Document Type


Degree Type



Chambers College of Business and Economics



Committee Chair

Santiago Pinto


This dissertation consists of three essays that provide empirical evidence that informs the ongoing debate over the passage of gay and lesbian rights legislation. In Chapter 2 the difference-in-difference-in-difference methodology is used to examine the effect that the passage of a private employment anti-discrimination law has on the relative earnings and employment of gays and lesbians. The results of this analysis indicate that the passage of this law does not have an impact on either relative earnings or employment for lesbians, but it does have an impact on these labor market outcomes for gays. In particular, the passage of this anti-discrimination law increases the relative earnings for gays by 7.5% and reduces their relative probability of being employed by 2.4%. In Chapter 3 a gravity model of state-to-state gay and lesbian migration flows over the period 1995-2000 is estimated in order to analyze the revealed preferences of gays and lesbians for private and public employment anti-discrimination, hate crime, and domestic partnership laws. The results of this examination indicate that private employment anti-discrimination laws reduce in-migration, while public employment anti-discrimination and hate crime laws increase in-migration. Therefore, it appears that gays and lesbians prefer to live in places with public employment anti-discrimination and hate crime laws, and not in places with private employment anti-discrimination laws. In Chapter 4 a spatial hedonic autoregressive model is estimated for the Columbus, OH MSA to examine the impact that the percentage of gay and lesbian households in conservative and liberal neighborhoods has on the house prices in those neighborhoods. The results of the analysis indicate that a .1% point increase in the percentage of gay and lesbian households increases house prices in liberal neighborhoods by .81% and reduces house prices by .24% in conservative neighborhoods.
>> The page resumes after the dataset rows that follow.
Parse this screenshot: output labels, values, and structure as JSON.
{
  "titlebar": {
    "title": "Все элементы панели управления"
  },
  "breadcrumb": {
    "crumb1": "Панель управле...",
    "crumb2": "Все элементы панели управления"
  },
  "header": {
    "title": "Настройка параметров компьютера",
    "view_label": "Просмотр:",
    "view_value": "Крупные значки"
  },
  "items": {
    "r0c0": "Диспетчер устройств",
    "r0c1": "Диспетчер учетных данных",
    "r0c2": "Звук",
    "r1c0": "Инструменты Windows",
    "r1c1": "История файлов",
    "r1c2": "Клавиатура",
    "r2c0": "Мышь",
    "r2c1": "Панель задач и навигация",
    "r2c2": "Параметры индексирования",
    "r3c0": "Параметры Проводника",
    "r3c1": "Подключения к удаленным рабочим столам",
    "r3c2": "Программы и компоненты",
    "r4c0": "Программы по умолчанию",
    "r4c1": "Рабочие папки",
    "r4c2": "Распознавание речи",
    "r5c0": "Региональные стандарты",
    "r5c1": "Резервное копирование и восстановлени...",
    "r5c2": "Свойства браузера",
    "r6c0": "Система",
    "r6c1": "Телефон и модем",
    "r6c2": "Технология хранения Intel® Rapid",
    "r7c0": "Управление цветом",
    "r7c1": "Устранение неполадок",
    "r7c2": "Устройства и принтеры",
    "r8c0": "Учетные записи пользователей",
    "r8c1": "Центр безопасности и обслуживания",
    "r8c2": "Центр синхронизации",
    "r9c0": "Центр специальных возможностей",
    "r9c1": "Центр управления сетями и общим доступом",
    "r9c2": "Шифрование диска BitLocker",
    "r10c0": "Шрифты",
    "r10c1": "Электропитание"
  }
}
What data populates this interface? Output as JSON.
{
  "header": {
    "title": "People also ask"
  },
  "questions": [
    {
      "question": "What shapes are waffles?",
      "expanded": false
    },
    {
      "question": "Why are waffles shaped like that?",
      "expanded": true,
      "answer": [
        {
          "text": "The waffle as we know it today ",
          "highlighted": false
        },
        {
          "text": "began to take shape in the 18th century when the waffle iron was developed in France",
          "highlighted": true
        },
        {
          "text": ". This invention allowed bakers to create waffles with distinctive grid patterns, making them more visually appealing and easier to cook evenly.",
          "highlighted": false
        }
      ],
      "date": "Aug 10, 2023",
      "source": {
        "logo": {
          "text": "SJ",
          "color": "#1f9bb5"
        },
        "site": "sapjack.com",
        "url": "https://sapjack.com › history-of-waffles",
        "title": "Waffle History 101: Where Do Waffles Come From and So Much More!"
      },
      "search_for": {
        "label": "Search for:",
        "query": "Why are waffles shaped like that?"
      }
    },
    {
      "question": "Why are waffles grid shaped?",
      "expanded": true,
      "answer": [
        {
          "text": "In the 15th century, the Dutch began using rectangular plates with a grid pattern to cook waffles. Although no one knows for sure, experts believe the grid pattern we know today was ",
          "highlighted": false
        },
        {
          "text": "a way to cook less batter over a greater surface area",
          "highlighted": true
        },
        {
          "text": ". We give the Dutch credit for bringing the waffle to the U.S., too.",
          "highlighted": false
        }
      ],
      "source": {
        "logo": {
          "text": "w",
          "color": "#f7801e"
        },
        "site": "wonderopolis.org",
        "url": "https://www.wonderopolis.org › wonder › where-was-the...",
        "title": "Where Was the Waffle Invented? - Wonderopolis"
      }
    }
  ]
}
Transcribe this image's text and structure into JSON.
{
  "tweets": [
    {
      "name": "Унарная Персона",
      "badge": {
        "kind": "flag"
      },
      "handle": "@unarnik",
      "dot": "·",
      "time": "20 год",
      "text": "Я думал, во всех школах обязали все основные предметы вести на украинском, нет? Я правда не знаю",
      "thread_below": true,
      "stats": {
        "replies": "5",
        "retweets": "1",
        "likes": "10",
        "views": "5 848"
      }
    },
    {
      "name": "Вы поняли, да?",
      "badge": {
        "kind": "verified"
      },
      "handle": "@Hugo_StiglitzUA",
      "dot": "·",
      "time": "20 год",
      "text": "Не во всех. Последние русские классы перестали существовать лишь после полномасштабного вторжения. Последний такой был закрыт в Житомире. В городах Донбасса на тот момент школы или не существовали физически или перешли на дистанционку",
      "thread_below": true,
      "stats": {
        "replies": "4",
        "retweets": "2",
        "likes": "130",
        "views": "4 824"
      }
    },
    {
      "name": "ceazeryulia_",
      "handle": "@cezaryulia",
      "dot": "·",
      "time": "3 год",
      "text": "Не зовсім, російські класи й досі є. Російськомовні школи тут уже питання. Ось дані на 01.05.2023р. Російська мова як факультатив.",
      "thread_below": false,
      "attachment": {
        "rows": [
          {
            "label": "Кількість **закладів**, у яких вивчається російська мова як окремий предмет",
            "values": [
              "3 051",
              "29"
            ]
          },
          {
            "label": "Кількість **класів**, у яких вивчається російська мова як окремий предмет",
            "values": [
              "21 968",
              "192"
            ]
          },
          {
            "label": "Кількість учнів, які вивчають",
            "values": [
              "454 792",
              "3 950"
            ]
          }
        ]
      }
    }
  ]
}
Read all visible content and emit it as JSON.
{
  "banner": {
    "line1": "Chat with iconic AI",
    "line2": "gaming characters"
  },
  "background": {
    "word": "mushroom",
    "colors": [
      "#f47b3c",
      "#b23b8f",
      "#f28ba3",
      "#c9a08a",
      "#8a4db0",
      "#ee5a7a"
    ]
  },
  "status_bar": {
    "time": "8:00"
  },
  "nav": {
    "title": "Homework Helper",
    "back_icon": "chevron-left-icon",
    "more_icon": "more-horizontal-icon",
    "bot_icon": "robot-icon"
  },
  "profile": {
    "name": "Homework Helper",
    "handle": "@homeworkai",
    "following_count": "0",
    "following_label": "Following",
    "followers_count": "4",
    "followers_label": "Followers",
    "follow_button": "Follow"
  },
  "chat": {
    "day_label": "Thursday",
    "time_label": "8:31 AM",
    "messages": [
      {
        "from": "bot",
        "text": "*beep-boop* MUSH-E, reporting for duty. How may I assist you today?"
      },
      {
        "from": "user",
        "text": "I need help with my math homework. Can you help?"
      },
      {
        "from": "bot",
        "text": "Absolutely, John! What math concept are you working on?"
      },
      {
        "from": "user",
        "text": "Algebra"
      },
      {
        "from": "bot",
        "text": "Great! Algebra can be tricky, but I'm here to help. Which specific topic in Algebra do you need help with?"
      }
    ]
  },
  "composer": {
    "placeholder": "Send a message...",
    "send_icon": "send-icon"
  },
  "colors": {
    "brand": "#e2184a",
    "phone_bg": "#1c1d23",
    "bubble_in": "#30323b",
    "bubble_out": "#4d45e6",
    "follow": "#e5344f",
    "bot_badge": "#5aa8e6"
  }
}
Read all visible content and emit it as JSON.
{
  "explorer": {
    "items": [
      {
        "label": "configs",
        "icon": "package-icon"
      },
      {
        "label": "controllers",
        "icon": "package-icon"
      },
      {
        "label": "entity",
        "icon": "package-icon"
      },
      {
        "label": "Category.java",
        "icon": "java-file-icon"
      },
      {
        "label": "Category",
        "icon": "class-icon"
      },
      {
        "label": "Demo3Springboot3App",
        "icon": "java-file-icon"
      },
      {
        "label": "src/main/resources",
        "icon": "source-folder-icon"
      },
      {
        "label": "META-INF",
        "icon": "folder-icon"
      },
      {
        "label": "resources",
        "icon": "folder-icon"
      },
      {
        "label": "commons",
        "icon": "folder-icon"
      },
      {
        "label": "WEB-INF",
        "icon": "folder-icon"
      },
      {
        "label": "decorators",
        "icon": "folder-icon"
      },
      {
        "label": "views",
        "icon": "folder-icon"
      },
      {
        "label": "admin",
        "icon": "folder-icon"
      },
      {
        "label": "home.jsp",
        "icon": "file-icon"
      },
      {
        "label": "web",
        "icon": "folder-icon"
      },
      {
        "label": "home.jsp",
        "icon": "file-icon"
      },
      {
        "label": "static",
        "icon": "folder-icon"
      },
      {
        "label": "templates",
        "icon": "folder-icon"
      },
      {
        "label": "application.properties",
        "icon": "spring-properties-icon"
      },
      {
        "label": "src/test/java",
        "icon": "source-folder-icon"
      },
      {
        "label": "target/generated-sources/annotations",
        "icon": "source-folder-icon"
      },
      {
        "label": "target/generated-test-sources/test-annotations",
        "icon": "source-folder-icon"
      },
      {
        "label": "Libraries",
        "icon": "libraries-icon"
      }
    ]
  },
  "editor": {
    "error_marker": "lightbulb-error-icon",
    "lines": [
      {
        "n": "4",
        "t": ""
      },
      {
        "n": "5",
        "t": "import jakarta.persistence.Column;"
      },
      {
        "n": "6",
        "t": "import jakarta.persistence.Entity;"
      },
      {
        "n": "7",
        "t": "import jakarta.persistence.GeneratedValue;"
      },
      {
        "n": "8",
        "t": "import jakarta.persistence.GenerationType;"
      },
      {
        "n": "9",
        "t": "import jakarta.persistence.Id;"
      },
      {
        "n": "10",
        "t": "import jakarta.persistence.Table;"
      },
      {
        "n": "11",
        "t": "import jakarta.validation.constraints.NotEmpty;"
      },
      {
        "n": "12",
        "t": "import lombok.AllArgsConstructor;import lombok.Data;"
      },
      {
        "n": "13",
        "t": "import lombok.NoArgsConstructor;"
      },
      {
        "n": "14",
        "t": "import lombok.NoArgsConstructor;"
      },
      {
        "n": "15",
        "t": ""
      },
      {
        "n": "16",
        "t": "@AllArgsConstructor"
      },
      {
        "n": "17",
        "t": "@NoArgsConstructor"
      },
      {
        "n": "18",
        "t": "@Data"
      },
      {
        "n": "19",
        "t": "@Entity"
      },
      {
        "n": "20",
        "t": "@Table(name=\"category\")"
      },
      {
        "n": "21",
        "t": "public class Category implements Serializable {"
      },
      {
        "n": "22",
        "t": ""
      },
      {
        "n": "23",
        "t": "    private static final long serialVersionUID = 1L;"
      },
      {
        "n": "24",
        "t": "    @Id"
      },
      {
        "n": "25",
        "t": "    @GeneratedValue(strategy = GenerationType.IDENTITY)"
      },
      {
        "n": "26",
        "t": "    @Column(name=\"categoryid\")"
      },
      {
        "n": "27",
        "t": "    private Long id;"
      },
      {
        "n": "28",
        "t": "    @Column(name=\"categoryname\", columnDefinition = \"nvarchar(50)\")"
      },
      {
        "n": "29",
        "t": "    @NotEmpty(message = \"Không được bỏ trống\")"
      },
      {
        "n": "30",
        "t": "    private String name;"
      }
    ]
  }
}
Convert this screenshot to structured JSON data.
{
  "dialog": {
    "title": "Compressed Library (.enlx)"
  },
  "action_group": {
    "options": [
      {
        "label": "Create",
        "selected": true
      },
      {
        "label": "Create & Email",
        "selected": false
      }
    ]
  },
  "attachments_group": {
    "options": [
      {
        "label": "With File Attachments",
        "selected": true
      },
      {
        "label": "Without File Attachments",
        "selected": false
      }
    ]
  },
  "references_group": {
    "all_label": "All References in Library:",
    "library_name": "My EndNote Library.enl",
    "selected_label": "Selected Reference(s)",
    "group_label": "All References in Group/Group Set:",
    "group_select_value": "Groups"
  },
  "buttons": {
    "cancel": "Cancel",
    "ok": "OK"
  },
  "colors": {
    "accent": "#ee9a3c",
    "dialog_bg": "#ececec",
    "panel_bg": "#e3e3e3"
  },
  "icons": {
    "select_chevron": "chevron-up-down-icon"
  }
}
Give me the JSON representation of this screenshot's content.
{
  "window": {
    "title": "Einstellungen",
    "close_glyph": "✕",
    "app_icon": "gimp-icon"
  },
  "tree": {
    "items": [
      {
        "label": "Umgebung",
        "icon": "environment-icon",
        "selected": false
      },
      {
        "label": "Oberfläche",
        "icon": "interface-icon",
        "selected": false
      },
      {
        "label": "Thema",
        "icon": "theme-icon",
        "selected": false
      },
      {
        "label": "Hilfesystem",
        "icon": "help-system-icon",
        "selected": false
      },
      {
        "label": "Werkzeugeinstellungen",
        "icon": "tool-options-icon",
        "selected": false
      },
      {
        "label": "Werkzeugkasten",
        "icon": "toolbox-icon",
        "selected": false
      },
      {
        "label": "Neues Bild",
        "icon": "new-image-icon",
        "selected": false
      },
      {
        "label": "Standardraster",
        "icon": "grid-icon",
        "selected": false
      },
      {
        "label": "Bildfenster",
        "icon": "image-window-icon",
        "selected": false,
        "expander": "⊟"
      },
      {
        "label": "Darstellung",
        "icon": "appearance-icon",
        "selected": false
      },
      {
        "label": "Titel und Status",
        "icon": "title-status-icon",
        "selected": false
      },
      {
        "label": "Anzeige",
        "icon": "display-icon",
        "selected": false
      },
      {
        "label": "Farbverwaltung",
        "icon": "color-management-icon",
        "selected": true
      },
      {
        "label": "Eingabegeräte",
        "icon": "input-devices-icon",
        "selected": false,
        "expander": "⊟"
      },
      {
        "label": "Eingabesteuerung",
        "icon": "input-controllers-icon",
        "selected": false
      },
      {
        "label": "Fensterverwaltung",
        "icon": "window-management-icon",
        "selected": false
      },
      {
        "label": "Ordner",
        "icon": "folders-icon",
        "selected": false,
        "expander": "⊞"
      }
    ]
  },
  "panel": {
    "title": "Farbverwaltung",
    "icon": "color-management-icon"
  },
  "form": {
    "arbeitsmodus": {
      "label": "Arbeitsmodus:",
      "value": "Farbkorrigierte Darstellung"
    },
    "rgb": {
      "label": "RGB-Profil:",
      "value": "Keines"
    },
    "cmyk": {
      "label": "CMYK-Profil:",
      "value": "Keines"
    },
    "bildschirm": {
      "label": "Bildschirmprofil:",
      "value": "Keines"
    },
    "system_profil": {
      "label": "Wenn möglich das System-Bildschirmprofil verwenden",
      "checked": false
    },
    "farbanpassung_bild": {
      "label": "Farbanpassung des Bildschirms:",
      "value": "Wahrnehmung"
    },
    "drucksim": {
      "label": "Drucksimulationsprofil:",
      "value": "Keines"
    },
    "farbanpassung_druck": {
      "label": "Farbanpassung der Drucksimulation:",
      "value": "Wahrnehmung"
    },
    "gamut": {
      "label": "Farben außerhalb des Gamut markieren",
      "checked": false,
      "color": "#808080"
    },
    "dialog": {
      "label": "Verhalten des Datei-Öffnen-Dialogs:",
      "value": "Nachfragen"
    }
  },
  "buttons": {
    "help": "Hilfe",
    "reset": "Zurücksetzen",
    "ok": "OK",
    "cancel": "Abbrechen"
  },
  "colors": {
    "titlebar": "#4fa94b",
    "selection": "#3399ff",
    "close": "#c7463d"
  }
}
Thus, evidence is provided that is consistent with gay and lesbian households being an amenity to liberal neighborhoods, but a disamenity, likely due to prejudice, to conservative neighborhoods.